DATA SECTION section start

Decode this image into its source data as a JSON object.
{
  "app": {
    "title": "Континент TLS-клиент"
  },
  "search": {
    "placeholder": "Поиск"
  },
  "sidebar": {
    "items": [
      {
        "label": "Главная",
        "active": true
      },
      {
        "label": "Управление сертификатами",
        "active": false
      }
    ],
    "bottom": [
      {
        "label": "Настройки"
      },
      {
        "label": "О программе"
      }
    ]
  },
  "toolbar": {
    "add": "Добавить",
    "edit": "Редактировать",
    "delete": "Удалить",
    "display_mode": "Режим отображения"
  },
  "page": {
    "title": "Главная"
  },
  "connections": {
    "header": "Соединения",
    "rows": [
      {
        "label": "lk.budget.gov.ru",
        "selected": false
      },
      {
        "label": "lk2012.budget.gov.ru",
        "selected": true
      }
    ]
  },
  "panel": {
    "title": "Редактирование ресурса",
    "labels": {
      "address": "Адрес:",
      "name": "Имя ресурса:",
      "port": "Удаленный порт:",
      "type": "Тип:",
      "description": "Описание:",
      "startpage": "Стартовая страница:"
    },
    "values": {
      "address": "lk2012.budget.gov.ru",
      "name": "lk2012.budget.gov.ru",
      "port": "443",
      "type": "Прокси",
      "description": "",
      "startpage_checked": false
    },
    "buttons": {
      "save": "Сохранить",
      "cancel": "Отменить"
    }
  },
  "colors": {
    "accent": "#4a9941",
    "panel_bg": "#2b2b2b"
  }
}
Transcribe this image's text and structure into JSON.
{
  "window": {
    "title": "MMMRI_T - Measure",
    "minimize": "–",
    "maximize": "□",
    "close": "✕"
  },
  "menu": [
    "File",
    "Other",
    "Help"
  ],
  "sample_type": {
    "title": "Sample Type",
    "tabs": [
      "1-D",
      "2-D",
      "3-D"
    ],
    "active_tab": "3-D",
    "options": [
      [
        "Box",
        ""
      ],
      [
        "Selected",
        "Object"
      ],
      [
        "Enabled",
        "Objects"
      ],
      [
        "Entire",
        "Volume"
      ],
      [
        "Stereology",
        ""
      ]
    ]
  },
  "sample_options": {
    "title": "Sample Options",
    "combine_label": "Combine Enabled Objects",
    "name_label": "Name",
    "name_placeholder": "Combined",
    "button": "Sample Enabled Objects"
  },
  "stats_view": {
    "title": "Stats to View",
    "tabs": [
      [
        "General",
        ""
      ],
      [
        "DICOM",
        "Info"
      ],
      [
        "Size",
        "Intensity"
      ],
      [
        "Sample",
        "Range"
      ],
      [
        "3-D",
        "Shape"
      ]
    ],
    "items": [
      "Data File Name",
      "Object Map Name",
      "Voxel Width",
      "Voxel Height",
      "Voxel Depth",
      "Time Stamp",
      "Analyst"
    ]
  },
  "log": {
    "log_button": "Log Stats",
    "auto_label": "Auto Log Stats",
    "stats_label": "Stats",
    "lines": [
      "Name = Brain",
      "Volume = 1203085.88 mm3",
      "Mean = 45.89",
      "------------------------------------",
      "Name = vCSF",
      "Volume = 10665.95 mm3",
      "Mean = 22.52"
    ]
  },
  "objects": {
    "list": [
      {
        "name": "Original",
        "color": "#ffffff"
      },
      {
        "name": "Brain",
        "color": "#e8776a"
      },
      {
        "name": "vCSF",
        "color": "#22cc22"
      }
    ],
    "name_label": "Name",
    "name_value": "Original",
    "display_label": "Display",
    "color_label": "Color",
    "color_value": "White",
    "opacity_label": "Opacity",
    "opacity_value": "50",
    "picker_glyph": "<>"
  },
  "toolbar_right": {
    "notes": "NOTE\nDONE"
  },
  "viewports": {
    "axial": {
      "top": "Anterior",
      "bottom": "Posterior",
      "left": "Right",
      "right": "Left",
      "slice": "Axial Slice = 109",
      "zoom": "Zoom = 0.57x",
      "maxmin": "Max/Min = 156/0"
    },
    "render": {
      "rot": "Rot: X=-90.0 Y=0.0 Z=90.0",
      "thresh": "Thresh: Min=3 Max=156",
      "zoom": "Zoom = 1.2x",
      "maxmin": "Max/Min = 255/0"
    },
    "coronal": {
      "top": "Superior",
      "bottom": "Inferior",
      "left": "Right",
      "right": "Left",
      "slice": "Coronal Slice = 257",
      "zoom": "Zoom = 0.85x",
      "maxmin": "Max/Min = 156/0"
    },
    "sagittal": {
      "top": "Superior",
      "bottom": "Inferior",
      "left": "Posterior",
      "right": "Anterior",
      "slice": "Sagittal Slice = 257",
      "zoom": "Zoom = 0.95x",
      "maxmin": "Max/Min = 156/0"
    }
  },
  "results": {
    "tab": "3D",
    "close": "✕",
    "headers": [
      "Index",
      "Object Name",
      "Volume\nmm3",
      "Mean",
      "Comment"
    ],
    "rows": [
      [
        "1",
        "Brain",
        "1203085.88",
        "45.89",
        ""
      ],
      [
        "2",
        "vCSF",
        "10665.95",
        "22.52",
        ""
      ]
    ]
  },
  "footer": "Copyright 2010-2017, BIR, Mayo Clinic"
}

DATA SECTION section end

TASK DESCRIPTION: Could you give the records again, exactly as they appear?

OUTPUT FOR THIS EXERCISE:
Decode this image into its source data as a JSON object.
{
  "app": {
    "title": "Континент TLS-клиент"
  },
  "search": {
    "placeholder": "Поиск"
  },
  "sidebar": {
    "items": [
      {
        "label": "Главная",
        "active": true
      },
      {
        "label": "Управление сертификатами",
        "active": false
      }
    ],
    "bottom": [
      {
        "label": "Настройки"
      },
      {
        "label": "О программе"
      }
    ]
  },
  "toolbar": {
    "add": "Добавить",
    "edit": "Редактировать",
    "delete": "Удалить",
    "display_mode": "Режим отображения"
  },
  "page": {
    "title": "Главная"
  },
  "connections": {
    "header": "Соединения",
    "rows": [
      {
        "label": "lk.budget.gov.ru",
        "selected": false
      },
      {
        "label": "lk2012.budget.gov.ru",
        "selected": true
      }
    ]
  },
  "panel": {
    "title": "Редактирование ресурса",
    "labels": {
      "address": "Адрес:",
      "name": "Имя ресурса:",
      "port": "Удаленный порт:",
      "type": "Тип:",
      "description": "Описание:",
      "startpage": "Стартовая страница:"
    },
    "values": {
      "address": "lk2012.budget.gov.ru",
      "name": "lk2012.budget.gov.ru",
      "port": "443",
      "type": "Прокси",
      "description": "",
      "startpage_checked": false
    },
    "buttons": {
      "save": "Сохранить",
      "cancel": "Отменить"
    }
  },
  "colors": {
    "accent": "#4a9941",
    "panel_bg": "#2b2b2b"
  }
}
Transcribe this image's text and structure into JSON.
{
  "window": {
    "title": "MMMRI_T - Measure",
    "minimize": "–",
    "maximize": "□",
    "close": "✕"
  },
  "menu": [
    "File",
    "Other",
    "Help"
  ],
  "sample_type": {
    "title": "Sample Type",
    "tabs": [
      "1-D",
      "2-D",
      "3-D"
    ],
    "active_tab": "3-D",
    "options": [
      [
        "Box",
        ""
      ],
      [
        "Selected",
        "Object"
      ],
      [
        "Enabled",
        "Objects"
      ],
      [
        "Entire",
        "Volume"
      ],
      [
        "Stereology",
        ""
      ]
    ]
  },
  "sample_options": {
    "title": "Sample Options",
    "combine_label": "Combine Enabled Objects",
    "name_label": "Name",
    "name_placeholder": "Combined",
    "button": "Sample Enabled Objects"
  },
  "stats_view": {
    "title": "Stats to View",
    "tabs": [
      [
        "General",
        ""
      ],
      [
        "DICOM",
        "Info"
      ],
      [
        "Size",
        "Intensity"
      ],
      [
        "Sample",
        "Range"
      ],
      [
        "3-D",
        "Shape"
      ]
    ],
    "items": [
      "Data File Name",
      "Object Map Name",
      "Voxel Width",
      "Voxel Height",
      "Voxel Depth",
      "Time Stamp",
      "Analyst"
    ]
  },
  "log": {
    "log_button": "Log Stats",
    "auto_label": "Auto Log Stats",
    "stats_label": "Stats",
    "lines": [
      "Name = Brain",
      "Volume = 1203085.88 mm3",
      "Mean = 45.89",
      "------------------------------------",
      "Name = vCSF",
      "Volume = 10665.95 mm3",
      "Mean = 22.52"
    ]
  },
  "objects": {
    "list": [
      {
        "name": "Original",
        "color": "#ffffff"
      },
      {
        "name": "Brain",
        "color": "#e8776a"
      },
      {
        "name": "vCSF",
        "color": "#22cc22"
      }
    ],
    "name_label": "Name",
    "name_value": "Original",
    "display_label": "Display",
    "color_label": "Color",
    "color_value": "White",
    "opacity_label": "Opacity",
    "opacity_value": "50",
    "picker_glyph": "<>"
  },
  "toolbar_right": {
    "notes": "NOTE\nDONE"
  },
  "viewports": {
    "axial": {
      "top": "Anterior",
      "bottom": "Posterior",
      "left": "Right",
      "right": "Left",
      "slice": "Axial Slice = 109",
      "zoom": "Zoom = 0.57x",
      "maxmin": "Max/Min = 156/0"
    },
    "render": {
      "rot": "Rot: X=-90.0 Y=0.0 Z=90.0",
      "thresh": "Thresh: Min=3 Max=156",
      "zoom": "Zoom = 1.2x",
      "maxmin": "Max/Min = 255/0"
    },
    "coronal": {
      "top": "Superior",
      "bottom": "Inferior",
      "left": "Right",
      "right": "Left",
      "slice": "Coronal Slice = 257",
      "zoom": "Zoom = 0.85x",
      "maxmin": "Max/Min = 156/0"
    },
    "sagittal": {
      "top": "Superior",
      "bottom": "Inferior",
      "left": "Posterior",
      "right": "Anterior",
      "slice": "Sagittal Slice = 257",
      "zoom": "Zoom = 0.95x",
      "maxmin": "Max/Min = 156/0"
    }
  },
  "results": {
    "tab": "3D",
    "close": "✕",
    "headers": [
      "Index",
      "Object Name",
      "Volume\nmm3",
      "Mean",
      "Comment"
    ],
    "rows": [
      [
        "1",
        "Brain",
        "1203085.88",
        "45.89",
        ""
      ],
      [
        "2",
        "vCSF",
        "10665.95",
        "22.52",
        ""
      ]
    ]
  },
  "footer": "Copyright 2010-2017, BIR, Mayo Clinic"
}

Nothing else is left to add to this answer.